Monthly Archives: November 2010

Pop-Up Session at the Boston Museum School

I flew to Boston last week to give a one-day paper engineering workshop and lecture at the Boston Museum school. Students spent Thursday morning learning to make some basic pop-up structural models. After the workshop session, I gave a slide presentation of my own work, then went to an enjoyable lunch with colleagues Laura Blacklow, Peter Madden and Anne Pelikan. Before heading back to Washington, I visited with old friends Jean and Ralph Hammond in Bedford and saw the Walter Gropius home and exhibits at the Fuller Craft Museum.  Great trip….

The Book Boys visit D.C.

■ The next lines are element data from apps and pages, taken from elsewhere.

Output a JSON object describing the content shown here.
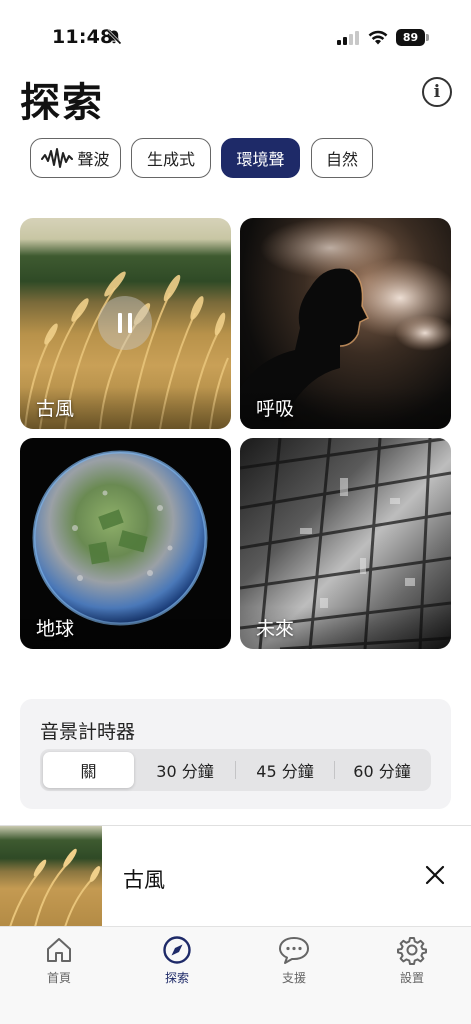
{
  "status": {
    "time": "11:48",
    "battery": "89"
  },
  "header": {
    "title": "探索"
  },
  "chips": [
    {
      "label": "聲波",
      "active": false
    },
    {
      "label": "生成式",
      "active": false
    },
    {
      "label": "環境聲",
      "active": true
    },
    {
      "label": "自然",
      "active": false
    }
  ],
  "tiles": [
    {
      "label": "古風",
      "playing": true
    },
    {
      "label": "呼吸",
      "playing": false
    },
    {
      "label": "地球",
      "playing": false
    },
    {
      "label": "未來",
      "playing": false
    }
  ],
  "timer": {
    "title": "音景計時器",
    "options": [
      "關",
      "30 分鐘",
      "45 分鐘",
      "60 分鐘"
    ],
    "selected": "關"
  },
  "now_playing": {
    "title": "古風"
  },
  "tabbar": {
    "items": [
      {
        "label": "首頁",
        "icon": "home-icon"
      },
      {
        "label": "探索",
        "icon": "compass-icon"
      },
      {
        "label": "支援",
        "icon": "chat-bubble-icon"
      },
      {
        "label": "設置",
        "icon": "gear-icon"
      }
    ],
    "active": "探索"
  },
  "colors": {
    "accent": "#1e2a68",
    "card_bg": "#f3f3f5",
    "segment_bg": "#e4e4e6"
  }
}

What a fun six days! Dominique Riley and Michael Burke came to town last week, staying with me for three days and at the Folger Library guest house for the weekend. Both are bookbinders from Ulverston, England, and were here under the auspices of the Guild of Bookworkers, Potomac Chapter, and Pyramid Atlantic Center for Paper, Prints, and Books. Dominique gave an evening lecture at the Folger on the amazing story behind Francis Sangorski’s binding of the Rubaiyat of Omar Khayyam, called the “Great Omar,” which was lost with the sinking of the Titanic in 1912. You can learn more in this YouTube video.

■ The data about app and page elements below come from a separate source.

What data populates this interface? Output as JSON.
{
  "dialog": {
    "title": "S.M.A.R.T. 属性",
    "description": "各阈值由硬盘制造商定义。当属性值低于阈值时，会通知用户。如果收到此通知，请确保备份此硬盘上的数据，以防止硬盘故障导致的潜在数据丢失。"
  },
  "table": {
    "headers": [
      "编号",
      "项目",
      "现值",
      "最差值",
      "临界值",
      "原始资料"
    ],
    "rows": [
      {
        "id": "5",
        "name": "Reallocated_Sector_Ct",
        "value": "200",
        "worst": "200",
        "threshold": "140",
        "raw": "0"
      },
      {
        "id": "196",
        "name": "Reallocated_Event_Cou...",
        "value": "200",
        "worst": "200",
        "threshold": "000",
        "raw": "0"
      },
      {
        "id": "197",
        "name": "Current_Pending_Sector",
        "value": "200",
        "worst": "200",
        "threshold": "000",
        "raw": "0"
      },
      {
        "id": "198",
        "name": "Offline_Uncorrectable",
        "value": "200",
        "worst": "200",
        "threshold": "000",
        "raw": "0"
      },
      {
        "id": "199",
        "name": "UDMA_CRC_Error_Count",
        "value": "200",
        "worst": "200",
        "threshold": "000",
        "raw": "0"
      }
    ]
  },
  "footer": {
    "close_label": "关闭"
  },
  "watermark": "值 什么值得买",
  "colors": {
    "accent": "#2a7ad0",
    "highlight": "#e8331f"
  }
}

Michael gave a paste paper workshop at the Folger over the weekend. And between these events, we visited Smithsonian museums, they were given a tour of the Folger archives and Library of Congress conservation department, and we had some great conversations over meals. Come back soon!

New Zealand students as Paper Engineers

An intimate class of six students made for lots of interaction and creativity in my paper engineering class at the Aotearoa Creative Textiles Forum in New Zealand. Organized by Rosie White, the forum is a place where textile artists can gather, learn, and exchange ideas while having a lot of fun. Students in my week-long class made over a hundred pop-ups along with carousel books and tunnel books. I’m looking forward to hearing from them on how their paper engineering efforts are progressing after completing the class.

Carousel Books in Geelong

Students in my class at the Textile Forum in Geelong, Australia, worked feverishly for five days to complete their pop-ups, tunnel books, and carousel books. Pictured here are some of the results. I enjoy the fact that each student’s work is unique to that person’s interests and personality. They’ve all earned accolades in my own book!